Work required: Please restate the listing that follows without changing anything.
[[ Given data, beginning ]]
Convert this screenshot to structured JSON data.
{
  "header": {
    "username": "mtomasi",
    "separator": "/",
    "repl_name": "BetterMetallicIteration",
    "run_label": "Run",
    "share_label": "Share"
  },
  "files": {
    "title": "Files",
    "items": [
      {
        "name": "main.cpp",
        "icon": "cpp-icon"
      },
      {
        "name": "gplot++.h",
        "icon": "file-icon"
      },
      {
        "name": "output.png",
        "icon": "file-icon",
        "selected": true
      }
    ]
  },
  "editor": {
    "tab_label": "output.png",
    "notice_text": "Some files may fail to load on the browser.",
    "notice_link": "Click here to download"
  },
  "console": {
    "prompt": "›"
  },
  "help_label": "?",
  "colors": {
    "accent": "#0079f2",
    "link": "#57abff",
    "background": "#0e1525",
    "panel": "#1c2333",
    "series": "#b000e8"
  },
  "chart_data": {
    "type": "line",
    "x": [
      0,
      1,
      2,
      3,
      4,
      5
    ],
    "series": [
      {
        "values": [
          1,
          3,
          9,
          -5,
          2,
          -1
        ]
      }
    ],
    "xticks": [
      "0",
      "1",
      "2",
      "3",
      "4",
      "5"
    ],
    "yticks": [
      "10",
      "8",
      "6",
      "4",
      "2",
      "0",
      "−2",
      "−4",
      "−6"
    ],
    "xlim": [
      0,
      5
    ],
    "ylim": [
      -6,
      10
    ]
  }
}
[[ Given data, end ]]
Reply:
Convert this screenshot to structured JSON data.
{
  "header": {
    "username": "mtomasi",
    "separator": "/",
    "repl_name": "BetterMetallicIteration",
    "run_label": "Run",
    "share_label": "Share"
  },
  "files": {
    "title": "Files",
    "items": [
      {
        "name": "main.cpp",
        "icon": "cpp-icon"
      },
      {
        "name": "gplot++.h",
        "icon": "file-icon"
      },
      {
        "name": "output.png",
        "icon": "file-icon",
        "selected": true
      }
    ]
  },
  "editor": {
    "tab_label": "output.png",
    "notice_text": "Some files may fail to load on the browser.",
    "notice_link": "Click here to download"
  },
  "console": {
    "prompt": "›"
  },
  "help_label": "?",
  "colors": {
    "accent": "#0079f2",
    "link": "#57abff",
    "background": "#0e1525",
    "panel": "#1c2333",
    "series": "#b000e8"
  },
  "chart_data": {
    "type": "line",
    "x": [
      0,
      1,
      2,
      3,
      4,
      5
    ],
    "series": [
      {
        "values": [
          1,
          3,
          9,
          -5,
          2,
          -1
        ]
      }
    ],
    "xticks": [
      "0",
      "1",
      "2",
      "3",
      "4",
      "5"
    ],
    "yticks": [
      "10",
      "8",
      "6",
      "4",
      "2",
      "0",
      "−2",
      "−4",
      "−6"
    ],
    "xlim": [
      0,
      5
    ],
    "ylim": [
      -6,
      10
    ]
  }
}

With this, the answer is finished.